New York City’s public school system is serious about equity. So serious that they are removing good educators for refusing to make the new symbol of racial equity: the Wakanda salute from the ‘Black Panther’ movie.

This is the latest example of woke virtue-signaling gone wrong and a sinister outcome of the push for equity over equality.

The New York Post has reported two separate accounts of women who were let go from their teaching jobs in the New York City public school system for—what they believe was—their unwillingness to participate in woke virtue signaling.

Both veteran educators were asked to cross their arms in front of them mimicking a greeting or salute popularized by the blockbuster Marvel comic-book movie, ‘Black Panther.’ Apparently, the Wakanda salute now represents racial equity for New York City educators. 

One district head, who happens to be a black and Latina woman, refused to do so during high-level meetings with other superintendents:

When Rafaela Espinal — a Dominican-American who describes herself as Afro-Latina — declined to join in, she “was admonished and told that it was inappropriate for her not to participate,”…

But when repeatedly asked to salute “Wakanda” at other professional meetings, Espinal felt the gesture “introduced a racial divide where there should be none,” said her lawyers, Israel Goldberg, Helen Setton and Domenic Recchia.

Espinal, who has filed a lawsuit, also claims she was targeted for not being black enough and following the diversity agenda.

Karen Ames, a Jewish 30-year veteran educator, says she was fired when she refused to make the Wakanda salute and for sharing her family’s Holocaust story:

Ames was grilled about her “ethnic background,” chastised by a colleague at a training session when she shared her grandparents’ experience during the Holocaust in Poland, and “admonished” when she declined requests at superintendents meetings to take part in the comic book movie-inspired “Wakanda Forever” salute to “black power,” she charges in the legal filing.

At an implicit-bias workshop where superintendents were asked to tell their personal stories, Ames talked about her grandparents’ loss of two children during the Holocaust — only to have colleague Rasheda Amon tell her, “you better check yourself,” the lawsuit alleges.

“That is not about being Jewish!
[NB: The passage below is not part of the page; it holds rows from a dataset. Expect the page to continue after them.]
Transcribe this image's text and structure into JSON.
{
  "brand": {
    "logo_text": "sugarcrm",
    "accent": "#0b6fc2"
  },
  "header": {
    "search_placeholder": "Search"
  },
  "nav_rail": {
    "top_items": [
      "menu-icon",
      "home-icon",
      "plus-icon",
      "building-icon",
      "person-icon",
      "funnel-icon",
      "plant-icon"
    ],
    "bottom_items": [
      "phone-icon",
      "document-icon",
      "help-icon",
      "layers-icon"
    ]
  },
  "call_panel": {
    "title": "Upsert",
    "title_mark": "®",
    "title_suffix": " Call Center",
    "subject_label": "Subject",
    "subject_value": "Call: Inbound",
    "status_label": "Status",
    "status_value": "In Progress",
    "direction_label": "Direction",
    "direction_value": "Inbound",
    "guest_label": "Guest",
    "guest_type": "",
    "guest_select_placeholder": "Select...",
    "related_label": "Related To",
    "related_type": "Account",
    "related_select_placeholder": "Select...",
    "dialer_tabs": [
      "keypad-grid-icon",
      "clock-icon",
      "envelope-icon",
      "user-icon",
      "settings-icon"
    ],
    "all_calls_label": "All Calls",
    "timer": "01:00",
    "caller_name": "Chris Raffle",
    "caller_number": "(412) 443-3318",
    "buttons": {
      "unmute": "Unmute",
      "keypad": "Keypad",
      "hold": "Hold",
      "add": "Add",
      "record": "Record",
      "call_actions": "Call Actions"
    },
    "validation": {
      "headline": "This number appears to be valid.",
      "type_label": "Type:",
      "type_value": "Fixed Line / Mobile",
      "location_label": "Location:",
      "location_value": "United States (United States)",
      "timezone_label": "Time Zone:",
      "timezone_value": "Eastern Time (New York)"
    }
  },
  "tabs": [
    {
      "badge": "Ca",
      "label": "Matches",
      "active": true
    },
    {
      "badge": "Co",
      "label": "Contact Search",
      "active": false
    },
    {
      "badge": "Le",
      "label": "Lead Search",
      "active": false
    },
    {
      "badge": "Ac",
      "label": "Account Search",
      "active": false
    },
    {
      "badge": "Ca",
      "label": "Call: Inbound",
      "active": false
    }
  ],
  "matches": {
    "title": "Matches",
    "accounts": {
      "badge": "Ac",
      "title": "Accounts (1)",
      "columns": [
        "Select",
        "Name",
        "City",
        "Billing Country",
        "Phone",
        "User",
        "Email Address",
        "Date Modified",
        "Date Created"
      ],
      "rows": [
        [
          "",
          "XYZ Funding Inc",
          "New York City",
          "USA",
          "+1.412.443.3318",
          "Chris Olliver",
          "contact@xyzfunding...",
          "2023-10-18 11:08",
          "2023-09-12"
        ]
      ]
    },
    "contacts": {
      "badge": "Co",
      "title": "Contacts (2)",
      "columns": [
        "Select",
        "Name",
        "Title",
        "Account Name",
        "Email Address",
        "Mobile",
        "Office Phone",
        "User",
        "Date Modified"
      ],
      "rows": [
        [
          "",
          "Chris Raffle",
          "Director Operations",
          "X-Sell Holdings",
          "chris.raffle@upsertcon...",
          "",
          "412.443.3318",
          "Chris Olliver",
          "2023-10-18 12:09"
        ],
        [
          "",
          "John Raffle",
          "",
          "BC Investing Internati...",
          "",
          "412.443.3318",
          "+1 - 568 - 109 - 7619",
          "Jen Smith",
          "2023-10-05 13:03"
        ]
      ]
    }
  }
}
It’s about black and brown boys of color only,” court papers quote Amon as scolding.

Ames was effective at her job. She had reportedly been celebrated for her success in raising math scores at struggling schools.

We don’t know all of the details behind their removals, but that’s not the issue.

Playing out here is the real harm of the equity agenda that seeks to elevate one group of people above others for special treatment based on skin color. It also highlights that those who deviate from the equity orthodoxy, regardless of their color, may be targeted for reprisal.

Equity and equality are not the same thing. Over our nation’s history we have strived for equal treatment under the law and equal opportunity for all.

In a terrific Wall Street Journal op-ed today, Charles Lipson, professor emeritus at the University of Chicago, explains the difference between the ideas and why equity is antithetical to free enterprise and our fundamental principles:

There is a big difference. It’s the difference between equal treatment and equal outcomes. Equality means equal treatment, unbiased competition and impartially judged outcomes. Equity means equal outcomes, achieved if necessary by unequal treatment, biased competition and preferential judging.

Those who push for equity have hidden these crucial differences for a reason. They aren’t merely unpopular; they challenge America’s bedrock principle that people should be treated equally and judged as individuals, not as members of groups.

Instead of making their case openly and honestly, advocates of equity twist and turn to avoid revealing their radical goal of re-engineering society through coercion. If the results fall short, as they inevitably would, the remedy is obvious: more money, more rules and more indoctrination.

The Wakanda symbol will not erase the educational gaps for students, but effective educators will.

Sadly, the school system is signaling where their priorities are and it doesn’t appear to be on the kids.